We’ve only just gotten all the makeup from our Walking Dead zombie Halloween costume washed off, and it’s already time to celebrate the more sober side of the holiday. Dia de los Muertos, the Latin-American “Day of the Dead” celebration held annually on November 1 and 2, is a time to remember family and friends who have passed away. This year the music industry lost a lot of great talent — from French electro producer DJ Mehdi and former Weezer bassist Mikey Walsh to Broadcast’s Trish Keenan — many of whom were sadly very young. (Mehdi was 34; Walsh 40; and Keenan 42.) So in honor of the Day of the Dead, Hive offers a tribute to five of the much-missed musicians who died in 2011. Think of it as our own version of the Grammy’s “In Memoriam” segment without the questionable background music and the cut to commercial break.
1. Nate Dogg

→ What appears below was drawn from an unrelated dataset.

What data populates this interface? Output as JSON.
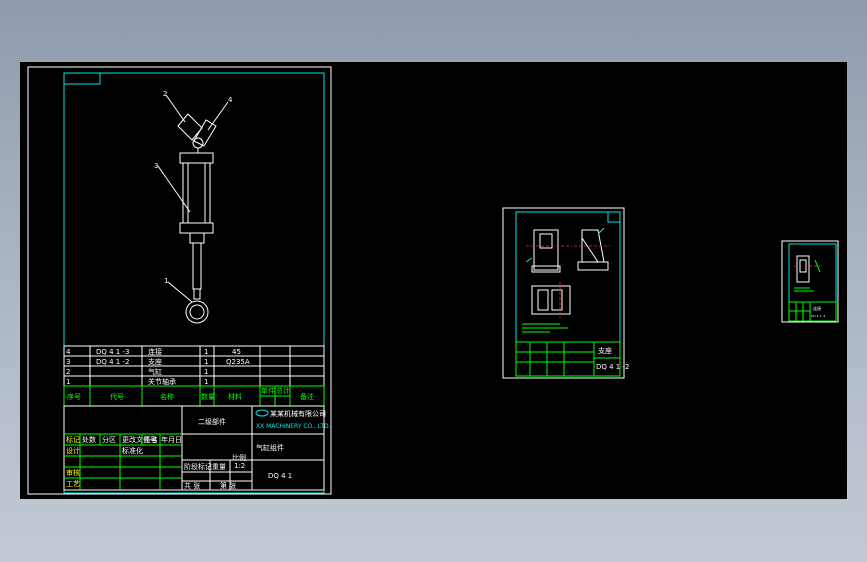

The husky baritone croon of the man born Nathaniel Hale was a trademark of the ’90s G-funk sound. He formed his first group, rap trio 213, with his cousin Snoop Dogg and friend Warren G.; made his debut on The Chronic, the album that created the blueprint of the sound of Los Angeles rap; became the go-to hook-singer of his era; and produced the hit Grammy-nominated single “Regulate” all by the time he was 25. Unfortunately, by the time he was 41, he had suffered multiple strokes, both in 2007 and again in 2008, and Nate Dogg died of related complications back in March.
2. Poly Styrene
The braces-wearing British howler — born Marianne Joan Elliott-Said — was one of the pioneers of early feminist punk. Her sax-fueled, iconoclastic group X-Ray Spex may have had only a brief initial run (1976-1979), but their song “Oh Bondage Up Yours!” is an enduring anthem (partly due to Styrene’s shrill, raw voice, which presaged Riot Grrrl vocals like those of Corin Tucker and Kathleen Hanna). She released a handful of solo projects, including the new age-y Flower Aeroplane in 2004, but it was her work with the unabashedly unconventional Spex (with whom she reunited twice in the ’90s and again in 2008) for which Styrene, who died of breast cancer in April at age 53, will always be remembered.
Not just anyone’s death would inspire bereft Twitter tributes from Chuck D. and Eminem, but Gil Scott-Heron wasn’t just anyone. The poet and musician was one of the earliest progenitors of hip-hop with his highly musical, funny-yet-political spoken-word compositions, like “The Revolution Will Not Be Televised,” an acerbic anti-consumerist diatribe against mass media. From 1970-1982 the prolific Scott-Heron averaged an album a year, and though drug addiction took a toll on his productivity (he only released one record between 1982 and 2010), his work was sampled on plenty of recent releases. If hip-hop is the bread-and-butter of popular music today, Scott-Heron, who died at 62 in May, is its baker.
4. Bert Jansch
This Scottish acoustic guitar virtuoso may not have been a household name here in the States, but he was one of the most important figures in the history of British folk music, and his influence is still felt five decades after he began recording. Acts from Neil Young and Nick Drake to Stephen Malkmus and Johnny Marr have cited Jansch as a hero, and his own unique style of finger-picking is as recognizable (and often copied) as John Fahey’s. He died October 5 from lung cancer, but he released albums until the end; the last of his more than 20 records was his 2006 Drag City-release, The Black Swan.
What is left to say about notorious beautiful-mess Amy Winehouse? Her July death was recently ruled “death by misadventure” (the polite, British way of saying “too much alcohol”), and her most famous song is a now sadly ironic tune about refusing to go to rehab, but it should be her voice and her talent that she’s remembered by and not her “misadventures.” With one album — 2003’s Back to Black–a Jewish girl from North London pretty much single-handedly made retro soul vibrant again (you’re welcome, Adele), and none of the similarly styled British singers who have come after her have had quite as authentically soulful a voice as she did. Let’s remember the music, not the tabloid headlines; the way she lived, not the way she died.